### Your assignment
Exclude the pictures; give every entry again exactly as written.
*** Opening Dataset extract ***
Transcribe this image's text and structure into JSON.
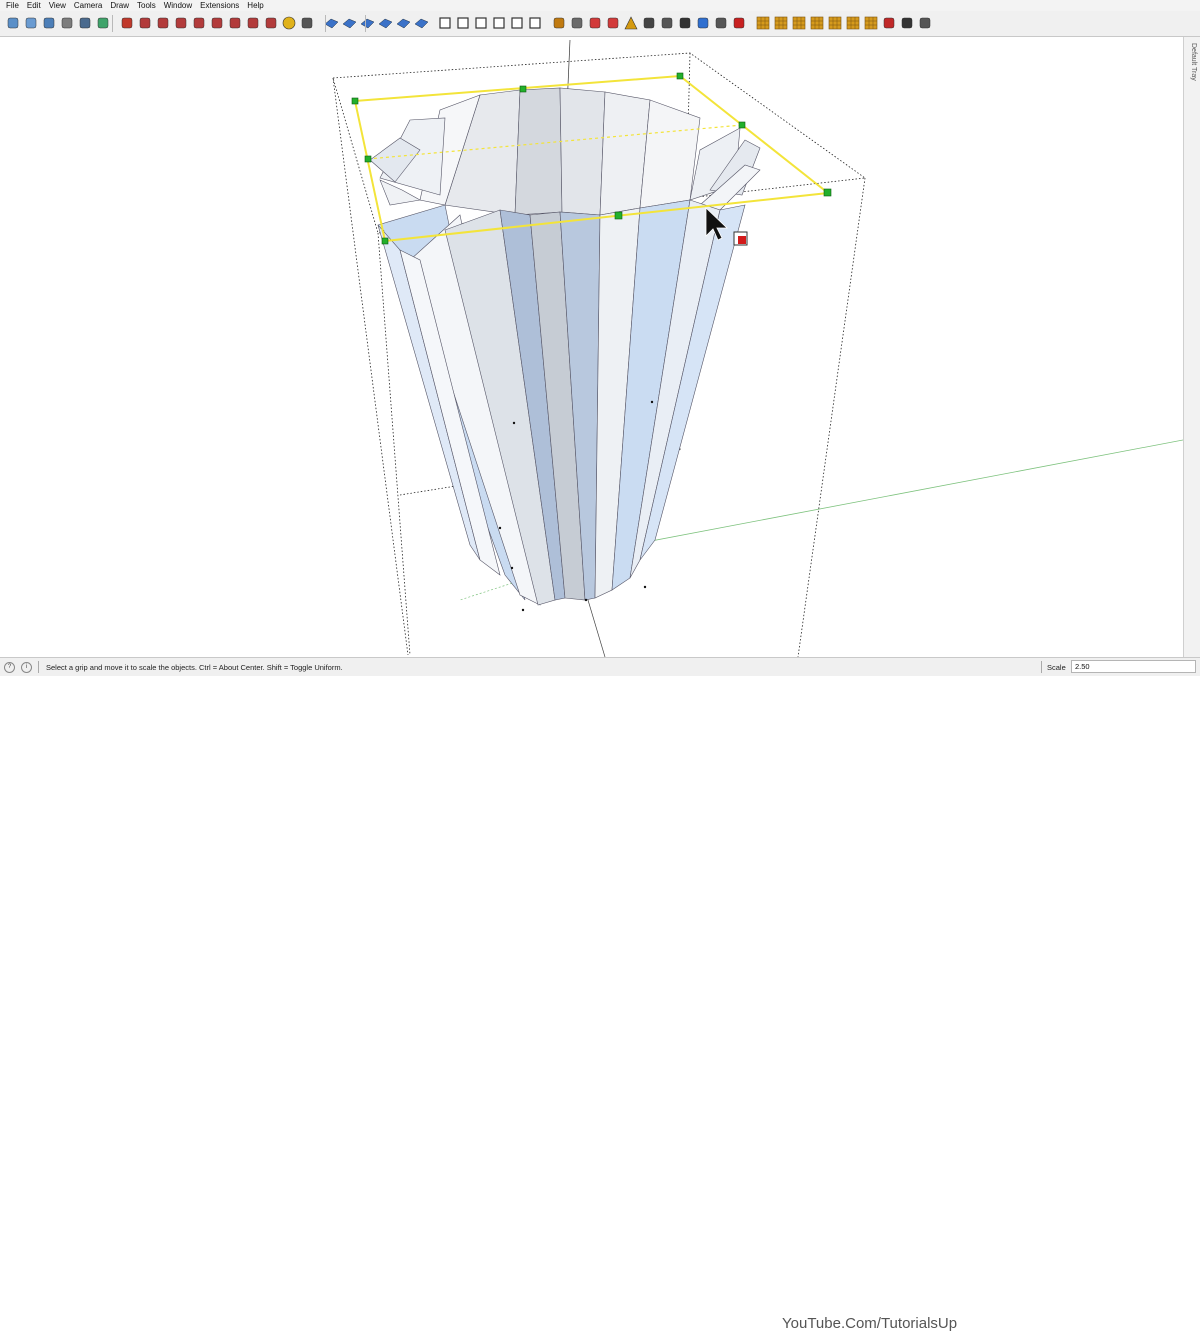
{
  "menu": [
    "File",
    "Edit",
    "View",
    "Camera",
    "Draw",
    "Tools",
    "Window",
    "Extensions",
    "Help"
  ],
  "toolbar": {
    "icons": [
      "iso-view-icon",
      "top-view-icon",
      "front-view-icon",
      "back-view-icon",
      "x-ray-icon",
      "ground-icon",
      "eraser-icon",
      "solid-tools-icon",
      "solid-tools-icon",
      "solid-tools-icon",
      "solid-tools-icon",
      "solid-tools-icon",
      "solid-tools-icon",
      "solid-tools-icon",
      "solid-tools-icon",
      "circle-tool-icon",
      "settings-tools-icon",
      "sandbox-icon",
      "sandbox-icon",
      "sandbox-icon",
      "sandbox-icon",
      "sandbox-icon",
      "sandbox-icon",
      "section-icon",
      "section-icon",
      "section-icon",
      "section-icon",
      "section-icon",
      "section-icon",
      "dimension-icon",
      "protractor-icon",
      "curve-icon",
      "curve-icon",
      "warning-icon",
      "lasso-icon",
      "fillet-icon",
      "rotate-icon",
      "move-icon",
      "cup-icon",
      "magnet-icon",
      "grid-icon",
      "grid-icon",
      "grid-icon",
      "grid-icon",
      "grid-icon",
      "grid-icon",
      "grid-icon",
      "dots-icon",
      "arc-icon",
      "layers-icon"
    ]
  },
  "tray": {
    "label": "Default Tray"
  },
  "status": {
    "message": "Select a grip and move it to scale the objects. Ctrl = About Center. Shift = Toggle Uniform.",
    "watermark": "YouTube.Com/TutorialsUp",
    "vcb_label": "Scale",
    "vcb_value": "2.50"
  },
  "colors": {
    "accent_yellow": "#f3e43a",
    "grip_green": "#22b02b",
    "axis_green": "#7dc27d",
    "axis_blue": "#3a3ad8",
    "model_blue": "#c7dcf5",
    "model_gray": "#d9dce2"
  }
}
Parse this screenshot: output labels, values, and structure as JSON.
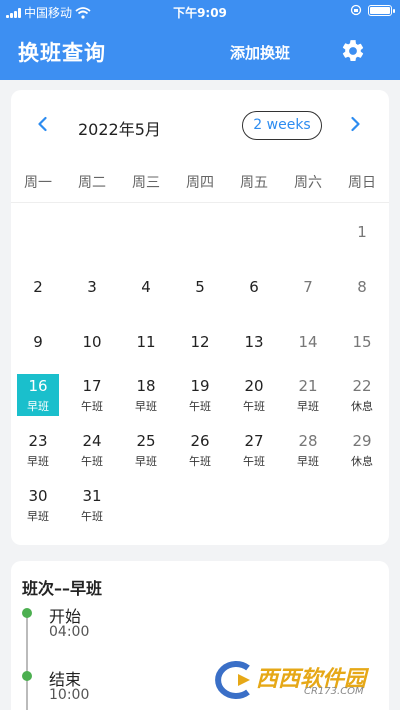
{
  "status_bar": {
    "carrier": "中国移动",
    "time": "下午9:09"
  },
  "app_bar": {
    "title": "换班查询",
    "add_label": "添加换班",
    "settings_icon": "gear-icon",
    "color": "#3d8ff2"
  },
  "calendar": {
    "month_label": "2022年5月",
    "view_toggle": "2 weeks",
    "weekdays": [
      "周一",
      "周二",
      "周三",
      "周四",
      "周五",
      "周六",
      "周日"
    ],
    "leading_blanks": 6,
    "days": [
      {
        "d": "1",
        "s": ""
      },
      {
        "d": "2",
        "s": ""
      },
      {
        "d": "3",
        "s": ""
      },
      {
        "d": "4",
        "s": ""
      },
      {
        "d": "5",
        "s": ""
      },
      {
        "d": "6",
        "s": ""
      },
      {
        "d": "7",
        "s": ""
      },
      {
        "d": "8",
        "s": ""
      },
      {
        "d": "9",
        "s": ""
      },
      {
        "d": "10",
        "s": ""
      },
      {
        "d": "11",
        "s": ""
      },
      {
        "d": "12",
        "s": ""
      },
      {
        "d": "13",
        "s": ""
      },
      {
        "d": "14",
        "s": ""
      },
      {
        "d": "15",
        "s": ""
      },
      {
        "d": "16",
        "s": "早班",
        "today": true
      },
      {
        "d": "17",
        "s": "午班"
      },
      {
        "d": "18",
        "s": "早班"
      },
      {
        "d": "19",
        "s": "午班"
      },
      {
        "d": "20",
        "s": "午班"
      },
      {
        "d": "21",
        "s": "早班"
      },
      {
        "d": "22",
        "s": "休息"
      },
      {
        "d": "23",
        "s": "早班"
      },
      {
        "d": "24",
        "s": "午班"
      },
      {
        "d": "25",
        "s": "早班"
      },
      {
        "d": "26",
        "s": "午班"
      },
      {
        "d": "27",
        "s": "午班"
      },
      {
        "d": "28",
        "s": "早班"
      },
      {
        "d": "29",
        "s": "休息"
      },
      {
        "d": "30",
        "s": "早班"
      },
      {
        "d": "31",
        "s": "午班"
      }
    ],
    "highlight_color": "#1abfcc"
  },
  "detail": {
    "title": "班次––早班",
    "events": [
      {
        "label": "开始",
        "time": "04:00"
      },
      {
        "label": "结束",
        "time": "10:00"
      }
    ],
    "dot_color": "#4caf50"
  },
  "watermark": {
    "text": "西西软件园",
    "sub": "CR173.COM"
  }
}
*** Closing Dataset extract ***
### Task response
Transcribe this image's text and structure into JSON.
{
  "menu": [
    "File",
    "Edit",
    "View",
    "Camera",
    "Draw",
    "Tools",
    "Window",
    "Extensions",
    "Help"
  ],
  "toolbar": {
    "icons": [
      "iso-view-icon",
      "top-view-icon",
      "front-view-icon",
      "back-view-icon",
      "x-ray-icon",
      "ground-icon",
      "eraser-icon",
      "solid-tools-icon",
      "solid-tools-icon",
      "solid-tools-icon",
      "solid-tools-icon",
      "solid-tools-icon",
      "solid-tools-icon",
      "solid-tools-icon",
      "solid-tools-icon",
      "circle-tool-icon",
      "settings-tools-icon",
      "sandbox-icon",
      "sandbox-icon",
      "sandbox-icon",
      "sandbox-icon",
      "sandbox-icon",
      "sandbox-icon",
      "section-icon",
      "section-icon",
      "section-icon",
      "section-icon",
      "section-icon",
      "section-icon",
      "dimension-icon",
      "protractor-icon",
      "curve-icon",
      "curve-icon",
      "warning-icon",
      "lasso-icon",
      "fillet-icon",
      "rotate-icon",
      "move-icon",
      "cup-icon",
      "magnet-icon",
      "grid-icon",
      "grid-icon",
      "grid-icon",
      "grid-icon",
      "grid-icon",
      "grid-icon",
      "grid-icon",
      "dots-icon",
      "arc-icon",
      "layers-icon"
    ]
  },
  "tray": {
    "label": "Default Tray"
  },
  "status": {
    "message": "Select a grip and move it to scale the objects. Ctrl = About Center. Shift = Toggle Uniform.",
    "watermark": "YouTube.Com/TutorialsUp",
    "vcb_label": "Scale",
    "vcb_value": "2.50"
  },
  "colors": {
    "accent_yellow": "#f3e43a",
    "grip_green": "#22b02b",
    "axis_green": "#7dc27d",
    "axis_blue": "#3a3ad8",
    "model_blue": "#c7dcf5",
    "model_gray": "#d9dce2"
  }
}
Parse this screenshot: output labels, values, and structure as JSON.
{
  "status_bar": {
    "carrier": "中国移动",
    "time": "下午9:09"
  },
  "app_bar": {
    "title": "换班查询",
    "add_label": "添加换班",
    "settings_icon": "gear-icon",
    "color": "#3d8ff2"
  },
  "calendar": {
    "month_label": "2022年5月",
    "view_toggle": "2 weeks",
    "weekdays": [
      "周一",
      "周二",
      "周三",
      "周四",
      "周五",
      "周六",
      "周日"
    ],
    "leading_blanks": 6,
    "days": [
      {
        "d": "1",
        "s": ""
      },
      {
        "d": "2",
        "s": ""
      },
      {
        "d": "3",
        "s": ""
      },
      {
        "d": "4",
        "s": ""
      },
      {
        "d": "5",
        "s": ""
      },
      {
        "d": "6",
        "s": ""
      },
      {
        "d": "7",
        "s": ""
      },
      {
        "d": "8",
        "s": ""
      },
      {
        "d": "9",
        "s": ""
      },
      {
        "d": "10",
        "s": ""
      },
      {
        "d": "11",
        "s": ""
      },
      {
        "d": "12",
        "s": ""
      },
      {
        "d": "13",
        "s": ""
      },
      {
        "d": "14",
        "s": ""
      },
      {
        "d": "15",
        "s": ""
      },
      {
        "d": "16",
        "s": "早班",
        "today": true
      },
      {
        "d": "17",
        "s": "午班"
      },
      {
        "d": "18",
        "s": "早班"
      },
      {
        "d": "19",
        "s": "午班"
      },
      {
        "d": "20",
        "s": "午班"
      },
      {
        "d": "21",
        "s": "早班"
      },
      {
        "d": "22",
        "s": "休息"
      },
      {
        "d": "23",
        "s": "早班"
      },
      {
        "d": "24",
        "s": "午班"
      },
      {
        "d": "25",
        "s": "早班"
      },
      {
        "d": "26",
        "s": "午班"
      },
      {
        "d": "27",
        "s": "午班"
      },
      {
        "d": "28",
        "s": "早班"
      },
      {
        "d": "29",
        "s": "休息"
      },
      {
        "d": "30",
        "s": "早班"
      },
      {
        "d": "31",
        "s": "午班"
      }
    ],
    "highlight_color": "#1abfcc"
  },
  "detail": {
    "title": "班次––早班",
    "events": [
      {
        "label": "开始",
        "time": "04:00"
      },
      {
        "label": "结束",
        "time": "10:00"
      }
    ],
    "dot_color": "#4caf50"
  },
  "watermark": {
    "text": "西西软件园",
    "sub": "CR173.COM"
  }
}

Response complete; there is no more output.